The Clear Creek Watershed (CCW) includes activities in the upper watershed to reduce flooding and improve water quality, as well as infrastructure projects in the city of Coralville to protect commercial and residential property from flooding.
The Clear Creek Watershed covers 66,132 acres (104 square miles), spanning parts of Iowa and Johnson counties in Southeast Iowa. Clear Creek empties into the Iowa River at Coralville. The watershed lies entirely within the Southern Iowa Drift Plain, comprised of glacial deposits broken up by many small creeks that have molded the landscape into rolling hills and valleys. Abundant rainfall and fertile soils allowed the conversion of the natural prairie and forested landscape to large-scale intensive agriculture, consisting mainly of a corn-soybean rotation. Eighty-four percent of cropland in the upper portions of the watershed is classified as highly erodible. Intensive agriculture on these soils in a moist climate, coupled with stream channelization in the headwaters and increasing urbanization in the lower portions of the watershed, contribute to flash flooding and water-quality degradation after intense spring storms.

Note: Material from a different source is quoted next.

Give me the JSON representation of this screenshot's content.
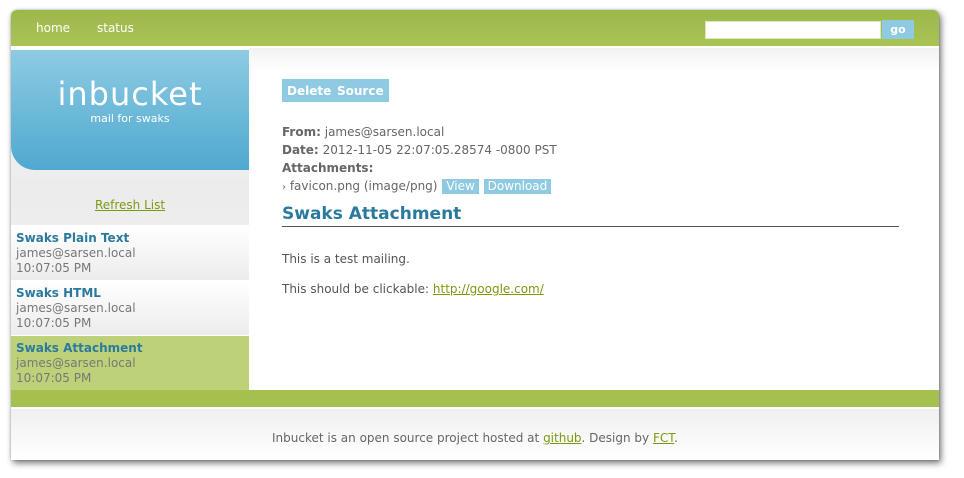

The city of Coralville is set along Clear Creek where it joins the Iowa River, leaving it particularly vulnerable to flooding. Recent floods have had a devastating impact on the local economy, causing many businesses to relocate. Unprotected storm sewer discharge points along the creeks and river leave systems vulnerable to backwater. The city determined that it was imperative to construct flood mitigation projects, especially for the existing storm sewer system, to protect businesses and residents from future floods. The Iowa Watershed Approach will provide funding for the city to reconstruct Stormwater Pump Stations (PS) 7 and 8 to the same design level as all other Coralville flood mitigation projects. PS 7 protects about 42.8 acres of developed property, and PS 8 protects about 135.9 acres. This project will benefit every property owner and tenant within these regions.